Celebrating Black History month by only shedding light on struggles of the past implies that we live in a post-racial society where discrimination and racism has no place in our present. There is no doubt that we’re in no way to compare the injustices of the past to the present, but the sad news is that we’re far from victory in the battle against racism. It’s not enough to celebrate Black History Month. It’s not enough to dedicate few weeks to honour the legacy of our Black sisters and brothers. Awareness is the first step in taking action, but this has to be accompanied by serious commitment for a real change.

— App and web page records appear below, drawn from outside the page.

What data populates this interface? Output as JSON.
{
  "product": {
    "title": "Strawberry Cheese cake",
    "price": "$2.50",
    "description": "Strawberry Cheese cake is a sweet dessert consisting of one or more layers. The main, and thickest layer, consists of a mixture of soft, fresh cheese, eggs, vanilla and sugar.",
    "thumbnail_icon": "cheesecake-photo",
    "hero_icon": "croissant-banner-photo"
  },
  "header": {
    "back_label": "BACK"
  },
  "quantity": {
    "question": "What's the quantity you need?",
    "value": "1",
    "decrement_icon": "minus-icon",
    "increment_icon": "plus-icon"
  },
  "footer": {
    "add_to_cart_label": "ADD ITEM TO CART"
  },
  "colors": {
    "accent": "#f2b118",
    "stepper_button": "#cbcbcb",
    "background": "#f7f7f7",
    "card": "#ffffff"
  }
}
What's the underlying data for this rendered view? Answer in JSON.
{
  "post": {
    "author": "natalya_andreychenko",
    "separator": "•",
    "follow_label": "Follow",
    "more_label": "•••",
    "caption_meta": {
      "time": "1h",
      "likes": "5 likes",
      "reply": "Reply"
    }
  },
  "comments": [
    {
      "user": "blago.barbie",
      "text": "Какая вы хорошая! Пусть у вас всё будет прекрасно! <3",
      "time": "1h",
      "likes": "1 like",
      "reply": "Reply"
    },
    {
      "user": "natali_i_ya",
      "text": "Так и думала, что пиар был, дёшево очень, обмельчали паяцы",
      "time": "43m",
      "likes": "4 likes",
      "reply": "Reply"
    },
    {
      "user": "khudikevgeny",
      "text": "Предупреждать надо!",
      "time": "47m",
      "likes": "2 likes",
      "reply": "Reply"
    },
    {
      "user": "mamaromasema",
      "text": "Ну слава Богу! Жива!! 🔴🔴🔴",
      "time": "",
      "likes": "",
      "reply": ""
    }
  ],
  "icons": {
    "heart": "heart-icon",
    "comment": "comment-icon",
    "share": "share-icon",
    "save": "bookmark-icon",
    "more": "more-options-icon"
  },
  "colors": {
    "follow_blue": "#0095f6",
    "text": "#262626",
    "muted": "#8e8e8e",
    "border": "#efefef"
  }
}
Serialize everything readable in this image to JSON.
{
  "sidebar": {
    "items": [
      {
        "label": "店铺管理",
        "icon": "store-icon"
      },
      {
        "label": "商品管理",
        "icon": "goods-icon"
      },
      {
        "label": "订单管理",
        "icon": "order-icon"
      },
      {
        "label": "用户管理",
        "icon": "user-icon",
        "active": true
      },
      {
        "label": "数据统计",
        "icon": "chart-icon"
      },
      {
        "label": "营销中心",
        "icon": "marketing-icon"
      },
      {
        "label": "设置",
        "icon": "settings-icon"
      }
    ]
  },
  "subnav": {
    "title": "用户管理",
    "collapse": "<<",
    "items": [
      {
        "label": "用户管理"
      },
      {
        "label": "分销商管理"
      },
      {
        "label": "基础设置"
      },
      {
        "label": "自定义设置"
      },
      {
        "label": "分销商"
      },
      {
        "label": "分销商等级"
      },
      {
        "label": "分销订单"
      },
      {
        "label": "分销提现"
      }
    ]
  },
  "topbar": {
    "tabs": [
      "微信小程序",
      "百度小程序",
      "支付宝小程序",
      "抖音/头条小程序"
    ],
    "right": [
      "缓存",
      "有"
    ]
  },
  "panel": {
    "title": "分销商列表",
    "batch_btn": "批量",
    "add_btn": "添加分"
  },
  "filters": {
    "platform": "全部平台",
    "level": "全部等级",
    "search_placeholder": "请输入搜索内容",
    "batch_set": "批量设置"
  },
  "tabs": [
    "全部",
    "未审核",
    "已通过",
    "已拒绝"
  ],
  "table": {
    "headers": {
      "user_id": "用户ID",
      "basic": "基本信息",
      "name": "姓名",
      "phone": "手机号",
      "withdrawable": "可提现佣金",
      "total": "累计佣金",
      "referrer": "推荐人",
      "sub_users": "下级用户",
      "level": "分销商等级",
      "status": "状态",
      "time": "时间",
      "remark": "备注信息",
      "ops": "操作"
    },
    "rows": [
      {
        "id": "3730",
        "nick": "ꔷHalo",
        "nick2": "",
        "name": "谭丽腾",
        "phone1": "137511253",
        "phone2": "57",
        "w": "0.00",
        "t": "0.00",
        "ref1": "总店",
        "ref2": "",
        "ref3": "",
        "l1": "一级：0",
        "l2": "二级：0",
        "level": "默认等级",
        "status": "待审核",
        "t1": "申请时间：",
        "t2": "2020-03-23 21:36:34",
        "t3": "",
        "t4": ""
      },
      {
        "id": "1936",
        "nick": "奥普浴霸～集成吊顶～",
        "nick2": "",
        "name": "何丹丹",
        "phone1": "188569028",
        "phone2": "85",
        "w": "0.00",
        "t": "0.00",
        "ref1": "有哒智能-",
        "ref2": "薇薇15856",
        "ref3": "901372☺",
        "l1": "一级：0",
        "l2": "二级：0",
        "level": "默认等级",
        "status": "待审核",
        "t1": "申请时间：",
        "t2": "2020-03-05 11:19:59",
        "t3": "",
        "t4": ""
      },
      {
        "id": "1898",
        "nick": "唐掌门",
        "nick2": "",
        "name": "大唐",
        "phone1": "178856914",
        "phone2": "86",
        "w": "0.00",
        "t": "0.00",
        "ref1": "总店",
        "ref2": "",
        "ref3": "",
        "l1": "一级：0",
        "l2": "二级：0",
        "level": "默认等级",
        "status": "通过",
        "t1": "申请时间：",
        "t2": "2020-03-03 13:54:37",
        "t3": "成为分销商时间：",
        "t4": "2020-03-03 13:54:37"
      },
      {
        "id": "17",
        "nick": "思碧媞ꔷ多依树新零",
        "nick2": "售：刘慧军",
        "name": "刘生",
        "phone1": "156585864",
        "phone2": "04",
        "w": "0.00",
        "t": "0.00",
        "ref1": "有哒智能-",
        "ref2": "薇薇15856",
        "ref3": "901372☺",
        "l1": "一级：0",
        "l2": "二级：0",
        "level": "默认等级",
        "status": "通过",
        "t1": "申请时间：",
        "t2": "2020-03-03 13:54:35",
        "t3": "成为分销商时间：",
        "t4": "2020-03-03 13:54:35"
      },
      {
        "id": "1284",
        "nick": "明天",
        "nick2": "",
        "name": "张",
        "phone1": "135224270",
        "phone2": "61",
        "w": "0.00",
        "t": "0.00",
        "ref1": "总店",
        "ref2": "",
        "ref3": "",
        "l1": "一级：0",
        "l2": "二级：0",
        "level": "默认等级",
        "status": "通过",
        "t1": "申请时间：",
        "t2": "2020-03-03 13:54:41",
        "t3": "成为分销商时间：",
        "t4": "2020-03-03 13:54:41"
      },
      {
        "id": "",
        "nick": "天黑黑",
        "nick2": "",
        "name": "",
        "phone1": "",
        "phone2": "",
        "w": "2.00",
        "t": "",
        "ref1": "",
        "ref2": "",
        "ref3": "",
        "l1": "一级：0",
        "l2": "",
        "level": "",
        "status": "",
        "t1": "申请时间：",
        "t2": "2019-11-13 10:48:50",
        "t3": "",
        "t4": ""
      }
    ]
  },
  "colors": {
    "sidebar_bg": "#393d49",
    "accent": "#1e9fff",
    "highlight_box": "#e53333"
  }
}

Now is the right time. It’s not too late to join the movement to dismantle racism in our communities. While lawmakers and leaders share much of the responsibility to put an end to systemic racism, this does not leave us as individuals off the hook.
There are many actions that we can take to make a difference. Let’s think of few that could be done safely from the comfort of our homes. For instance, we spend a lot of time on the screen for work and entertainment. Most of us are on social media. Showing solidarity is feasible. Sharing credible educational material and awareness articles is doable. There is no lack of opportunity to raise awareness and be in solidarity.
Last year I wrote about tolerance versus acceptance at schools and workplaces. While it’s important to have regulations that protect individuals and ensure that racism and discrimination have no place in our schools, workplaces and communities, it’s our collective responsibility to create a safe environment. Tolerance is not the solution to the problem. Acceptance and care for one another will help our communities stay strong. Be an ally. Never be a bystander.
Anti-Black racism is everyone’s fight. Let me break the good news. We’re all connected. Our actions and words have a tremendous effect on building a society defined by compassion, diversity and care for one another.
On this month, let’s think of actions that we can take throughout the year to dismantle racism in our communities. In the North, we’re known for our compassion and resilience. Can we remain resilient in the battle against racism? Yes, we can!
Let’s not be neutral. Let’s not be bystanders.
“If you are neutral in situations of injustice, you have chosen the side of the oppressor.” ~ Desmond Tutu.
This column appeared in the Yellowknifer on February 10, 2021